The John Situation
Upon reading the ethical scenario with John, my mind went through a series of ethical questions, here is how I approached my decision on whether Johns decision was ethical or not. First, after reading I asked how my God would look at this decision and was immediately torn. In the Bible, it is one of the Ten Commandments not to steal but John stole so off the bat I would say it's wrong to do what John did but then I started to think about how in the Bible God tells us of how husbands are supposed to take care of and protect their wives and families, so even though John did break one of the Ten Commandments, he did so motivated by taking care of his wife, which my God said to do.
After being so torn on what God would say to do, I then asked what people would think about John if they found out that he stole the medicine. In my opinion, majority of people that hear the full story and know why John did what he did will understand and will respect Johns decision. Though I know there would be some that would be against the decision to steal and would think down on John, most would either not let the decision to steal affect how they look at John or it will give them a respect for him that they did not have before.
After looking at these questions, I am left with the question what about the druggist? He is obviously not going to be happy so what do I do about that? Since I want to make everyone happy it's hard for me to look over the fact that though most will not be affected negatively by the decision to steal the medicine, one person will be directly affected badly. I also believe that though the story ends with John stealing the drug, the story cannot just stop there, I believe John must eventually pay the druggist back when he gets enough money so that the druggist is not as badly directly affected as before.
In situations like these, the step of putting myself into one of my role models shoes helps greatly. For example, when I replace this decision from Johns decision to my dads decision, I honestly see my dad doing the same thing John did. I feel like if the sick woman was my mom and John was my dad, there is no way my dad would not do whatever it takes to save my mom, so in that sense, I believe Johns decision was not ethically wrong.

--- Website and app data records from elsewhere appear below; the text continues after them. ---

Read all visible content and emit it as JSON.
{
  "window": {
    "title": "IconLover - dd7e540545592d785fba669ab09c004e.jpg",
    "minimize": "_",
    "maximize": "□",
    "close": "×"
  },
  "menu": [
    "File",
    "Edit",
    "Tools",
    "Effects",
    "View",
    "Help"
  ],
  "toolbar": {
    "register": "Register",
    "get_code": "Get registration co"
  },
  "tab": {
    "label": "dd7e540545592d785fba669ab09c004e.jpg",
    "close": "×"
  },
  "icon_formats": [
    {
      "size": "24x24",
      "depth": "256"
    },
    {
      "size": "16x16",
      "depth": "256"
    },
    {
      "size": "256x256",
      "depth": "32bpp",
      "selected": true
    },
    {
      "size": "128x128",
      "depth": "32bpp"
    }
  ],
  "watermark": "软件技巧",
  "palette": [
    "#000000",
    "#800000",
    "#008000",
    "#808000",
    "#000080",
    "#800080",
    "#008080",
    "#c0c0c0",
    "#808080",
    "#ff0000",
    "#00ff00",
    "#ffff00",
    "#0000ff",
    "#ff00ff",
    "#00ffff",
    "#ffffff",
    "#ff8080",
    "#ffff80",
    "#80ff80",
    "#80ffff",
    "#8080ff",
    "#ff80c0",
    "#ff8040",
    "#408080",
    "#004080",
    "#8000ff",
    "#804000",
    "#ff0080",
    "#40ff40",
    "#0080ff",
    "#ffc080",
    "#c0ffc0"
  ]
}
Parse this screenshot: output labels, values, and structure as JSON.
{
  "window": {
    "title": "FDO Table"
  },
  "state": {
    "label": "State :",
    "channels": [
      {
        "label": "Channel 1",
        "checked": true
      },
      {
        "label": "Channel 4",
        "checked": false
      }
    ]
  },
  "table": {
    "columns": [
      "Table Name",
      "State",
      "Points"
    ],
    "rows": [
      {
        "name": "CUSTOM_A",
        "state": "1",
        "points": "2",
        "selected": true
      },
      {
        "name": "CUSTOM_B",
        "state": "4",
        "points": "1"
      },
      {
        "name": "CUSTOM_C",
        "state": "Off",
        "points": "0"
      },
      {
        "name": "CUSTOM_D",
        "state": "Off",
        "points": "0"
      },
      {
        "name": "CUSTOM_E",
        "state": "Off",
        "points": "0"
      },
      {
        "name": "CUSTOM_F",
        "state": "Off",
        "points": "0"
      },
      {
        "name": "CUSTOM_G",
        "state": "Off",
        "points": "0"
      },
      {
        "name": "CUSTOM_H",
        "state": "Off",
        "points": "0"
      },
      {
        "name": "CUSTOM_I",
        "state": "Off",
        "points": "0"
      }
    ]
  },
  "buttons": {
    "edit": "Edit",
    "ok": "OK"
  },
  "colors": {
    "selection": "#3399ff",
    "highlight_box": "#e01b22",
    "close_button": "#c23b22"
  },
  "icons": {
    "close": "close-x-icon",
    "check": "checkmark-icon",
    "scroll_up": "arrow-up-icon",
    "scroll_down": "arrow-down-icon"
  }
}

The final question I asked was if Johns decision was legal or not, like I said in an earlier essay, this question is often indirectly looked at in previous questions and this case is the same way. I do realize that stealing is against the law, but after asking all the questions I have already asked, if I have acquired enough moral knowledge that is for the decision that is against the law, I will have to say that my beliefs are greater than the law. At the end of the day, I believe John made a moral decision.